Tuesday, 25 June 2013

How Small Businesses can Recover, Grow and Succeed

Small businesses have had their own share of the recent economic crisis that rock the world. While many have absorbed the shook and moved on, others are still struggling with the effects of the recession.

Recently, D&B an organisation that provides insights and actionable information to support small business growth offered some tips on how small businesses can recover, grow and succeed during challenges. These principles include

  1. Make use of data: The big businesses are not the only ones who need data to make decisions, small businesses should also take advantage of it to improve on their business decisions.
  2. Be transparent with your business: Small businesses that share information on themselves are more likely to get access to capita.
  3. Get personal with your customers: Small businesses stand a chance of developing a one-on-one relationship with their customers more than big businesses. Make use of all the channels possible to keep the interaction going on with them.
  4. Don't be restricted: Explore new markets, seek for new opportunities, and develop new strategies.
  5. Make resilience the norm: Adaptive and agile small businesses are responsive and ready for change 

Quotes on Personal Development

It is only the very wisest and the very stupidest who
cannot change.

     --  Confucius

We are either progressing or retrograding all the while;
there is no such thing as remaining stationary in this life.

     --  James Freeman Clarke

To conquer oneself is the best and noblest victory; to be
vanquished by one's own nature is the worst and most
ignoble defeat.

      --  Plato

Everybody wants to be somebody; nobody wants to grow.
      --  Johann Wolfgang von Goethe

The happiest life is that which constantly exercises and educates what is best in us.
      --  Hamerton

Monday, 24 June 2013

What is a Start-Up?

In business, alot of terms are so difficult to define, and others lack a consensus meaning among experts. One of such terms is START-UP.

What really is a start-up business, and when does it ceases to be a start-up? Below are some of the expressions and illustrations of what a start-up is.

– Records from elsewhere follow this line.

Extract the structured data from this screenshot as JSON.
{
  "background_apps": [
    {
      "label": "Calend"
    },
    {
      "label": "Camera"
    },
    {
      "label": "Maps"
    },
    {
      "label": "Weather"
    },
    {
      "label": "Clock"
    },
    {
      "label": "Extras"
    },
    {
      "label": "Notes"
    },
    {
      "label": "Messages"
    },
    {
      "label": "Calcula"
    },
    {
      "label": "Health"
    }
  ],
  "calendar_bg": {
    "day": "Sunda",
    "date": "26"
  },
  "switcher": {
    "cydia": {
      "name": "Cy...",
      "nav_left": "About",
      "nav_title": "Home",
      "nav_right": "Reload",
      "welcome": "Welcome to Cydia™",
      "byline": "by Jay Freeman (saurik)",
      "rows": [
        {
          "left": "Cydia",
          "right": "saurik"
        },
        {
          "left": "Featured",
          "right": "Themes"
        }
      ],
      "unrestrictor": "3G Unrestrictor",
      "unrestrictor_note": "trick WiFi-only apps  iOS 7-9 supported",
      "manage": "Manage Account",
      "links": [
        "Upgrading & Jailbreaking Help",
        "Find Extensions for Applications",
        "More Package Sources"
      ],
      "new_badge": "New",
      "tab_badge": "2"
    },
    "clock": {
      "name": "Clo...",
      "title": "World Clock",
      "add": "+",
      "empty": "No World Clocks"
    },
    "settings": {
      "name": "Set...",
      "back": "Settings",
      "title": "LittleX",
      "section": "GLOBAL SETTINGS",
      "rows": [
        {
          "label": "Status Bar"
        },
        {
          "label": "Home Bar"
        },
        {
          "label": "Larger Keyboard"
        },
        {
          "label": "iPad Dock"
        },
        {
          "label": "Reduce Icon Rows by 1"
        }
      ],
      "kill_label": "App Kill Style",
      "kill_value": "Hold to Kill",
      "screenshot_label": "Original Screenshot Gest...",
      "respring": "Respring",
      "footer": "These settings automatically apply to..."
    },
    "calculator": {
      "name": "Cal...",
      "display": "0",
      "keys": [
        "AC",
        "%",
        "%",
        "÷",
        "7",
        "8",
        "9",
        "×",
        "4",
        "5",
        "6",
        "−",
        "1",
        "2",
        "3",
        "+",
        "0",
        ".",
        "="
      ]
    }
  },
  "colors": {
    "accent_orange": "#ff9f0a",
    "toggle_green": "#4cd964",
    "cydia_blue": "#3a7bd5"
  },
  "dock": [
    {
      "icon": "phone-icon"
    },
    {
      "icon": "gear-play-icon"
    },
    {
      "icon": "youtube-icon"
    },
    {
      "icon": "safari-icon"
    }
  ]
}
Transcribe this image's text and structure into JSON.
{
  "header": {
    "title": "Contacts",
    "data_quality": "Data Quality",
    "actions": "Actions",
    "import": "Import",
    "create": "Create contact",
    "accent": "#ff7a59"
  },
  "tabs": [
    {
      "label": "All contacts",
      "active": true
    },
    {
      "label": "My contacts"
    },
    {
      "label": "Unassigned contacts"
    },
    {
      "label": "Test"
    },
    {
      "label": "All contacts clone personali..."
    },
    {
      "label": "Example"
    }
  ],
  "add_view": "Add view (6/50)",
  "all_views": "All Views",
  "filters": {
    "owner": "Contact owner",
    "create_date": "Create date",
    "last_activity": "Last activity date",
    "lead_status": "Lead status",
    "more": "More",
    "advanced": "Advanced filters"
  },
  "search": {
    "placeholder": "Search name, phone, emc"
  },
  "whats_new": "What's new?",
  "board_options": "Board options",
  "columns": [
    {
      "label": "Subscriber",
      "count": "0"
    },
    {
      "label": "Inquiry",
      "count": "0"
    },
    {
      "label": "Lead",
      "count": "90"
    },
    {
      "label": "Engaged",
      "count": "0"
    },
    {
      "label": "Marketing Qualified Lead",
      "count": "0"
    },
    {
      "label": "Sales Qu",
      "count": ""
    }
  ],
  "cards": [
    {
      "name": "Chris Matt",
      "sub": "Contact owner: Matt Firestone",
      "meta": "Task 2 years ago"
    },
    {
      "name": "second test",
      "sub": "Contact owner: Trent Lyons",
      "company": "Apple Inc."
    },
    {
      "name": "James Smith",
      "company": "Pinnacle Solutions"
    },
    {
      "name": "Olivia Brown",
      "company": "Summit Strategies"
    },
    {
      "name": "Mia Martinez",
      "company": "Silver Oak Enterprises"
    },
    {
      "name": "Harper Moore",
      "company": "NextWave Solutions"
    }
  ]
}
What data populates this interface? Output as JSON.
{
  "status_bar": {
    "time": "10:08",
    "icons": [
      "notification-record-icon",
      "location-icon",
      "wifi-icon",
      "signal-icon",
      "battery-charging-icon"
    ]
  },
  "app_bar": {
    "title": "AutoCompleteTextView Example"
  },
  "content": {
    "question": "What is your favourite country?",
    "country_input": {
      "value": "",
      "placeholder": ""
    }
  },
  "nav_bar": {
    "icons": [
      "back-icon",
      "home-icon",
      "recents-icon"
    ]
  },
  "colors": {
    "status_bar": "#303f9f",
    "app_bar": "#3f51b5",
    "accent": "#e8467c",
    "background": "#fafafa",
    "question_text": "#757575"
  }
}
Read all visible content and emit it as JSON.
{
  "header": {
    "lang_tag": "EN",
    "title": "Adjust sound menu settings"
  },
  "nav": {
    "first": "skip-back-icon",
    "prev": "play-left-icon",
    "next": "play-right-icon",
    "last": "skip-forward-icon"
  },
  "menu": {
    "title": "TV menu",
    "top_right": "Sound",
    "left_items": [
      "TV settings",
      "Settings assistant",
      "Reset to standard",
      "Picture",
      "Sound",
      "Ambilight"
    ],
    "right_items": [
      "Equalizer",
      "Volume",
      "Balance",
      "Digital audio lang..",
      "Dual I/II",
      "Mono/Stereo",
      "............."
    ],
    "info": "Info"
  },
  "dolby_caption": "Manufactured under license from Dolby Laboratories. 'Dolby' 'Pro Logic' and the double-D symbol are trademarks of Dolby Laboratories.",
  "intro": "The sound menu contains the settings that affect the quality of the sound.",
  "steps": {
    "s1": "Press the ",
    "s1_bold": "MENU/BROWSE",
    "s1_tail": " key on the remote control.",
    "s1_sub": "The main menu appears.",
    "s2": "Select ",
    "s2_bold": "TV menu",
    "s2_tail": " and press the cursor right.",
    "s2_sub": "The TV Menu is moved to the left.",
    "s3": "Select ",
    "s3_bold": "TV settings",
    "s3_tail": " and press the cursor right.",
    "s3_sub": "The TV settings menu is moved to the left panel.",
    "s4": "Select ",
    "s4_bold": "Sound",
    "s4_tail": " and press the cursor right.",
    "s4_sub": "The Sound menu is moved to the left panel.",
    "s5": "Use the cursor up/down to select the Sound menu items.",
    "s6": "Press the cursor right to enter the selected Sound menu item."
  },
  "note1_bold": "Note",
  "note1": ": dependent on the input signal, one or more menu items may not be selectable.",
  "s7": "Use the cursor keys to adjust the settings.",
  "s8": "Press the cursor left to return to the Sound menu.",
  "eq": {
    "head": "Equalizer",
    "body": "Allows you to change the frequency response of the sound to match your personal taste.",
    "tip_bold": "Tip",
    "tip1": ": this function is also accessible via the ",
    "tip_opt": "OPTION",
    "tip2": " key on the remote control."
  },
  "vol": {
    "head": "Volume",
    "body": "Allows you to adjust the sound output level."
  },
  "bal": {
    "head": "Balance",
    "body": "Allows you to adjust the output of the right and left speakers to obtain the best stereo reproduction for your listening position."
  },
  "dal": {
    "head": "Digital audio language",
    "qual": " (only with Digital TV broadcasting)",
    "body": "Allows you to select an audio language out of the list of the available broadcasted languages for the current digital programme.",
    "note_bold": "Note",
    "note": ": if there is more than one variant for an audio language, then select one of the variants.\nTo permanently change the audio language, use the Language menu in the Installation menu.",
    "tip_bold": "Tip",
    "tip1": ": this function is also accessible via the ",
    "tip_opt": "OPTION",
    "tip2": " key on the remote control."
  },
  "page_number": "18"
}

1.    A 'startup' is a company that is confused about --
  • What its product is,
  • Who its customers are.
  • How to make money.             
      As soon as it figures out all 3 things, it ceases to be a startup and then becomes a real business.
                 - Dave McClure
2.    A startup is a human institution designed to deliver a new product or service under  
       conditions of extreme uncertainty.  - Eric Ries 

3.  A startup is an organization formed to search for a repeatable and scalable business model
        - Steve Blank:

From the definitions above, a start-up is not yet a business, it is more like a moving object without precised direction and destination under high level of uncertainty, and its operations are temporal until it finds a proper business model.

CASE STUDY: Smart Move by Dow Chemical

Herbert Dow founded Dow Chemical in Midland, Michigan when he invented a way to produce bromine cheaply. He sold the chemical for industrial purposes all over the US for 36 cents per pound at the turn of the 20th century. He couldn't go overseas, however, because the international market was controlled by a giant German chemical cartel that sold it at a fixed price of 49 cents per pound. It was understood that the Germans would stay out of the US market so long as Dow and the other American suppliers stayed within its borders.

Eventually Dow's business was in trouble and he had to expand. He took his bromine to England and easily beat the cartel's fixed price of 49 cents per pound. Things were okay for a while until a German visitor came to Michigan and threatened Dow that he had to cease and desist. Dow didn't like being told what to do and told the cartel to get lost.

Shortly thereafter German bromine started appearing for sale in the US for 15 cents per pound, way below Dow's price. The cartel flooded the US market, offering the chemical way below their own costs, intending to drive Dow out of business. But Dow outsmarted them. He stopped selling in the US market entirely and instead arranged for someone to secretly start buying up all the German bromine he could get his hands on. Dow repackaged it as his own product, shipped it to Europe, and made it widely available (even in Germany) at 27 cents per pound. The Germans were wondering 1) why wasn't Dow out of business and 2) why was there suddenly such demand for bromine in the US??

The cartel lowered its price to 12 cents and then 10 cents. Dow just kept buying more and more, gaining huge market share in Europe. Finally the Germans caught on and had to lower their prices at home. Dow had broken the German chemical monopoly and expanded his business greatly. And customers got a wider range of places to buy bromine at lower prices.

Dow went on to do the same trick to the German dye and magnesium monopolies. This is now the textbook way to deal with predatory price cutting.

Source: Herbert Dow, the Monopoly Breaker